Floorball – a non-contact version of ice hockey developed in the early 1970s in the Swedish city of Gothenburg – is growing so quickly that the sport’s UK leaders are ploughing funds into buying new equipment for the Capital.

The Edinburgh Eagles. Picture: contributed

The Edinburgh Eagles. Picture: contributed

And city side Edinburgh Eagles are seeking to build on the momentum by issuing a call to curious locals to come forward and pick up a stick.

Eagles defender Gavin Woods said: “I think there’s more interest because it’s fast and very intense. And it’s physical – it’s not meant to be but it is.”

The 44-year-old ex-footballer from North Fettes, who has played for around 18 months, said floorball was unusual in being driven forward by large numbers of international players coming to Scotland as students from the sport’s heartlands in Scandinavia and central Europe. He said long university holidays – when many students return to their home countries – meant the summer months could be quiet for regular players based in Edinburgh, which is why Eagles coaches are keen for those who want to give floorball a go to come forward now.

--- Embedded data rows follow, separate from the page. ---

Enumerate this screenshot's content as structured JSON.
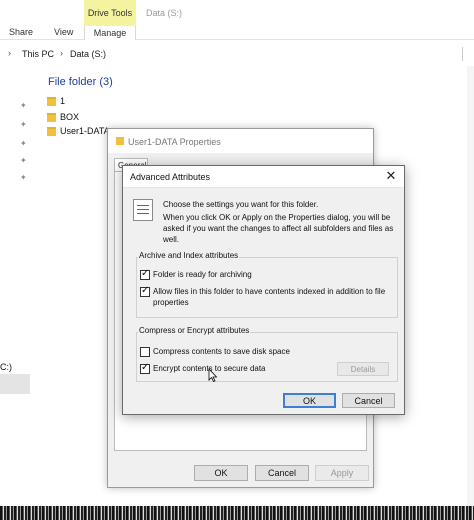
{
  "ribbon": {
    "tabs": [
      "Share",
      "View",
      "Manage"
    ],
    "context_tab": "Drive Tools",
    "window_title": "Data (S:)"
  },
  "address": {
    "crumbs": [
      "This PC",
      "Data (S:)"
    ],
    "separator": "›"
  },
  "content": {
    "group_header": "File folder (3)",
    "items": [
      "1",
      "BOX",
      "User1-DATA"
    ]
  },
  "left_pane": {
    "drive_label": "C:)"
  },
  "properties": {
    "title": "User1-DATA Properties",
    "tab_general": "General",
    "ok": "OK",
    "cancel": "Cancel",
    "apply": "Apply"
  },
  "advanced": {
    "title": "Advanced Attributes",
    "close": "✕",
    "desc1": "Choose the settings you want for this folder.",
    "desc2": "When you click OK or Apply on the Properties dialog, you will be asked if you want the changes to affect all subfolders and files as well.",
    "archive_group": "Archive and Index attributes",
    "archive_ready": "Folder is ready for archiving",
    "allow_index": "Allow files in this folder to have contents indexed in addition to file properties",
    "compress_group": "Compress or Encrypt attributes",
    "compress": "Compress contents to save disk space",
    "encrypt": "Encrypt contents to secure data",
    "details": "Details",
    "ok": "OK",
    "cancel": "Cancel",
    "checked": {
      "archive_ready": true,
      "allow_index": true,
      "compress": false,
      "encrypt": true
    }
  },
  "colors": {
    "context_tab_bg": "#f3f3a0",
    "group_header": "#1e3f99",
    "folder": "#f0c040",
    "default_button_border": "#3c7fd6"
  }
}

And while admitting good hand-eye coordination and the ability to keep possession of the aerated floorball while moving at speed are crucial, Mr Woods insisted new players could pick up key skills in no time.

“It’s a fantastic game which can get pretty feisty, especially during a tournament,” he said. “Yes, there’s a lot of skill involved – to receive a pass or make a shot – but you do not have to be the best player to really contribute during a match. And while you’ll get players from Sweden or the Czech Republic who’ll be able to do all these tricks with the floorball on the blade of their stick, you don’t have to be able to do any of that to play.

“Floorball is a very affordable and accessible sport – I think that’s one of the reasons why more people are aware of it and are more interested.” And Mr Woods held out the possibility of league glory for city residents who want to take part. “In the 2012-13 season, the Eagles finished mid-table in the Scottish league but when we have a good mix of local players and international students, we can beat anyone,” he said.

Bosses at the Great Britain Floorball and Unihockey Association (GBFUA) agreed that the sport’s growth in Edinburgh was due to greater affordability and accessibility, especially compared to its better-known, ice-based 
counterpart.

Bev Needham, GBFUA chair, said: “The sport is definitely growing in Edinburgh. The Eagles have had a very good season and we’re receiving email requests for more information all the time. We’re doing lots of development to encourage youngsters from the local area to come forward and get involved. As long we have the right people, there’s nothing to stop the sport’s growth.”

The rules of the game

EACH team in a floorball match can field six players on court, including a goalkeeper.

A match is played over three periods lasting 20 minutes each, with time stopped for penalties, goals, time-outs and any situation where the ball is not in play. Each match has two referees.

Floorball is non-contact and body checking is not allowed.

A floorball weighs just 23 grams and has a 72mm diameter.